### Given data:
* * *
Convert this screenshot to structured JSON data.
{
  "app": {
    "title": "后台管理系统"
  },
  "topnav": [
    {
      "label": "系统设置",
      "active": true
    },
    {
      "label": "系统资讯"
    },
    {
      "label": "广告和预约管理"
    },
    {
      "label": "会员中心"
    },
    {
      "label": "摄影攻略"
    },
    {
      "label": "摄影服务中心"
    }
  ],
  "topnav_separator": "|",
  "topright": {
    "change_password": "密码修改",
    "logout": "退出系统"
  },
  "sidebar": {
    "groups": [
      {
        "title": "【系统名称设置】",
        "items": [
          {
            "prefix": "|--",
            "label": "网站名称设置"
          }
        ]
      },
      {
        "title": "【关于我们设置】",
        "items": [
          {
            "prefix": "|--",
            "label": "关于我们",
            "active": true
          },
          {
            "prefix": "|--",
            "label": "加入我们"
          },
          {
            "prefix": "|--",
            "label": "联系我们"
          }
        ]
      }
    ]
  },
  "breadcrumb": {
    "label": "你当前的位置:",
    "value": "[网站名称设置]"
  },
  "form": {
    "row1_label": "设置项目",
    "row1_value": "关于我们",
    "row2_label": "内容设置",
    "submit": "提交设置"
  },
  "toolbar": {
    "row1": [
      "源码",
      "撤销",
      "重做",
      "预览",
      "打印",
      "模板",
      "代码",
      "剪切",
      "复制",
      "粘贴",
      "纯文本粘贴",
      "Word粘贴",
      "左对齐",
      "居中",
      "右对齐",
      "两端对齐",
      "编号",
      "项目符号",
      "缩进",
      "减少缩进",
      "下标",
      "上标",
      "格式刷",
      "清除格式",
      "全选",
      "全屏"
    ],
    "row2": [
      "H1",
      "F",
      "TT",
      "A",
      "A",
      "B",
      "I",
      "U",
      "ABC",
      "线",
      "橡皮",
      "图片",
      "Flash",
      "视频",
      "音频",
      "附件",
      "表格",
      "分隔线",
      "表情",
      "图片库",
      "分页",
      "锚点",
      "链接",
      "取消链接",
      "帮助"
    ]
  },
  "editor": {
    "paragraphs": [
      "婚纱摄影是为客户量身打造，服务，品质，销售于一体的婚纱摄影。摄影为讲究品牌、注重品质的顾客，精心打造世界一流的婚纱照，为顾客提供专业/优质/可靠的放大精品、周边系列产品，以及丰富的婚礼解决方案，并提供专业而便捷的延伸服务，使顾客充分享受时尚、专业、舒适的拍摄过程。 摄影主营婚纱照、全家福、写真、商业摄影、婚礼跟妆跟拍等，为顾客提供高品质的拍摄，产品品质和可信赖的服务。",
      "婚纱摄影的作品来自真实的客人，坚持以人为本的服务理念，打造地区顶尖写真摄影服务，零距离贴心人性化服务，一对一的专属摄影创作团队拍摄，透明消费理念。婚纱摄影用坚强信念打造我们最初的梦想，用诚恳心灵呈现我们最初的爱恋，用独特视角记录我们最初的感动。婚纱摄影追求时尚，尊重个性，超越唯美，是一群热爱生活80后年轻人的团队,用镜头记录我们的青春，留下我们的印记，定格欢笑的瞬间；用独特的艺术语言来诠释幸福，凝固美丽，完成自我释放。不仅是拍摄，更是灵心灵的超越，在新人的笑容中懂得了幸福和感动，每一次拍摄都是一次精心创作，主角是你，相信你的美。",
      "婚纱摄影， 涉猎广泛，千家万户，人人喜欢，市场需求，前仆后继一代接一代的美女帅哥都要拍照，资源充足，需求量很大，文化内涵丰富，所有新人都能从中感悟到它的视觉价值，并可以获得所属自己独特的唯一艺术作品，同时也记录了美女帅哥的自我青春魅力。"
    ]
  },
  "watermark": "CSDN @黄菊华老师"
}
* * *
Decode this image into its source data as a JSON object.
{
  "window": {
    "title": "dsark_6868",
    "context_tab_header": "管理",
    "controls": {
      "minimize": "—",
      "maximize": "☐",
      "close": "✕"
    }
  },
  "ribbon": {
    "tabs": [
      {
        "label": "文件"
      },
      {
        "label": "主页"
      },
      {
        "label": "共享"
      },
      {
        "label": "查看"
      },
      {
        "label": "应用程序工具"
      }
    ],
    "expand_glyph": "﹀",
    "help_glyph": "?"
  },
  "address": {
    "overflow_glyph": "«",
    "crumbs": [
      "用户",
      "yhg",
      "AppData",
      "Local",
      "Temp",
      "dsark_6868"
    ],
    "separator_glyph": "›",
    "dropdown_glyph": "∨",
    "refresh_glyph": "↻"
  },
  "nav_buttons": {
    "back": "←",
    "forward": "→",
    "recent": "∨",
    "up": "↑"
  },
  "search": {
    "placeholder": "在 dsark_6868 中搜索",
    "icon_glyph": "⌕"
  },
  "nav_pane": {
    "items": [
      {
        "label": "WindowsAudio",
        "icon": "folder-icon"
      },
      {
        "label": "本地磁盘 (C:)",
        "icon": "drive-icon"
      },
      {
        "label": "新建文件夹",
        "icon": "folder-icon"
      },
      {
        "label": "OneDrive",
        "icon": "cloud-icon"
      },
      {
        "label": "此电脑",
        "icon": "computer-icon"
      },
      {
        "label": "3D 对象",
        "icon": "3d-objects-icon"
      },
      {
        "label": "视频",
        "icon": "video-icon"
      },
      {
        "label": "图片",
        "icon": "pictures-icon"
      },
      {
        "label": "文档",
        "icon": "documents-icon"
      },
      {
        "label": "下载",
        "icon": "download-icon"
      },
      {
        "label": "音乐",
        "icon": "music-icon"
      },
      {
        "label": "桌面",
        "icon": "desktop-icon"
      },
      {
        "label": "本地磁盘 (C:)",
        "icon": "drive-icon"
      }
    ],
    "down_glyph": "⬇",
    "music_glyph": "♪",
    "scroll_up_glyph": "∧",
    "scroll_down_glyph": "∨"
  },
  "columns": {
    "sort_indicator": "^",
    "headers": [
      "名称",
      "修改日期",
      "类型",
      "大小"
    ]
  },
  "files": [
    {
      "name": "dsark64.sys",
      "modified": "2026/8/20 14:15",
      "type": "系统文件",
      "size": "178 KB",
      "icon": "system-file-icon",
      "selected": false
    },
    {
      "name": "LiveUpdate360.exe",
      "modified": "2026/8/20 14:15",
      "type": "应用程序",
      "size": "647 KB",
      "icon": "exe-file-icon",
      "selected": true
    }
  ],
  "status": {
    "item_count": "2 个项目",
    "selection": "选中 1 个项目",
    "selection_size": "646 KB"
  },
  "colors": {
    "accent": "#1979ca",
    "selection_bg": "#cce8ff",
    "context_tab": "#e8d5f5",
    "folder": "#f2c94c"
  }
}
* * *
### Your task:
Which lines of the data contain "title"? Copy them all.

### Task response:
    "title": "后台管理系统"
        "title": "【系统名称设置】",
        "title": "【关于我们设置】",
    "title": "dsark_6868",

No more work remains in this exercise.